-- Opening Marker --

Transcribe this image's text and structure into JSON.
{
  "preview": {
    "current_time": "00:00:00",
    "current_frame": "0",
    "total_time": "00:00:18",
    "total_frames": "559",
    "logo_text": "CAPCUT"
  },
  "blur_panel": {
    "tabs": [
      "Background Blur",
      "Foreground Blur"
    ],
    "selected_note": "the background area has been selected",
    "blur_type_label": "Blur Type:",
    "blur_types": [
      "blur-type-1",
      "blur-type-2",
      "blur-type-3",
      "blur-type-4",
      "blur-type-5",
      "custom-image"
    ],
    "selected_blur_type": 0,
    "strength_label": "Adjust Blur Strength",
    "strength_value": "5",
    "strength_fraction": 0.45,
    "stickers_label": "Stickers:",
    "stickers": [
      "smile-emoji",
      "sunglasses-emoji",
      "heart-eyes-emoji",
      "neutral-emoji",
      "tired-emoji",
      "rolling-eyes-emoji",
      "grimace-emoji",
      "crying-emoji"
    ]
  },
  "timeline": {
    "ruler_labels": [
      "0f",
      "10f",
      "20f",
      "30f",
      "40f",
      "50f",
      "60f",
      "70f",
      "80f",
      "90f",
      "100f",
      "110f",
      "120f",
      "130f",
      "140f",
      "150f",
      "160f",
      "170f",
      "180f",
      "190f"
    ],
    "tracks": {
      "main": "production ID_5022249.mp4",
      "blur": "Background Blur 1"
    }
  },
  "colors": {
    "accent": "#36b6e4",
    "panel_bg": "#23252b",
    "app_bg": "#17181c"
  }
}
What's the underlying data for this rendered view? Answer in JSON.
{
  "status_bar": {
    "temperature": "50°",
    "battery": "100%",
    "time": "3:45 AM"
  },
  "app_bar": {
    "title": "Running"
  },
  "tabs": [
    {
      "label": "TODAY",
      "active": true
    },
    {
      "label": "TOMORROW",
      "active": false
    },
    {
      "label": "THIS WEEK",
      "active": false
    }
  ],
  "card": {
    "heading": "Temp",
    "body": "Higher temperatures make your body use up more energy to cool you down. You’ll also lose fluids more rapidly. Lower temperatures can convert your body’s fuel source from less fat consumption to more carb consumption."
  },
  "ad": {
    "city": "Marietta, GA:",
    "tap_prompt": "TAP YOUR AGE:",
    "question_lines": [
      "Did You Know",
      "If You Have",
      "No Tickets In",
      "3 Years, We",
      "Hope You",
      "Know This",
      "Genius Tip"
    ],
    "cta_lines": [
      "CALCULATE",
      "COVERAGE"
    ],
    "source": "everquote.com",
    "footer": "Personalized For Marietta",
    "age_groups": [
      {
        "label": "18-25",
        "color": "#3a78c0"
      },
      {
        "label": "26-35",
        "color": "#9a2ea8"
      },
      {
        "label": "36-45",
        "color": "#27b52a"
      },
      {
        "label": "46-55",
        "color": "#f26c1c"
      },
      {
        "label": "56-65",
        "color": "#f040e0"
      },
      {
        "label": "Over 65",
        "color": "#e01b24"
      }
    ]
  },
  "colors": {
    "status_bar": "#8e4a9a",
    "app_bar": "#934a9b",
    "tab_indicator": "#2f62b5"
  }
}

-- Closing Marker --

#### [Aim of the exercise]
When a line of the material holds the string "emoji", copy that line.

#### [Result for this task]
      "smile-emoji",
      "sunglasses-emoji",
      "heart-eyes-emoji",
      "neutral-emoji",
      "tired-emoji",
      "rolling-eyes-emoji",
      "grimace-emoji",
      "crying-emoji"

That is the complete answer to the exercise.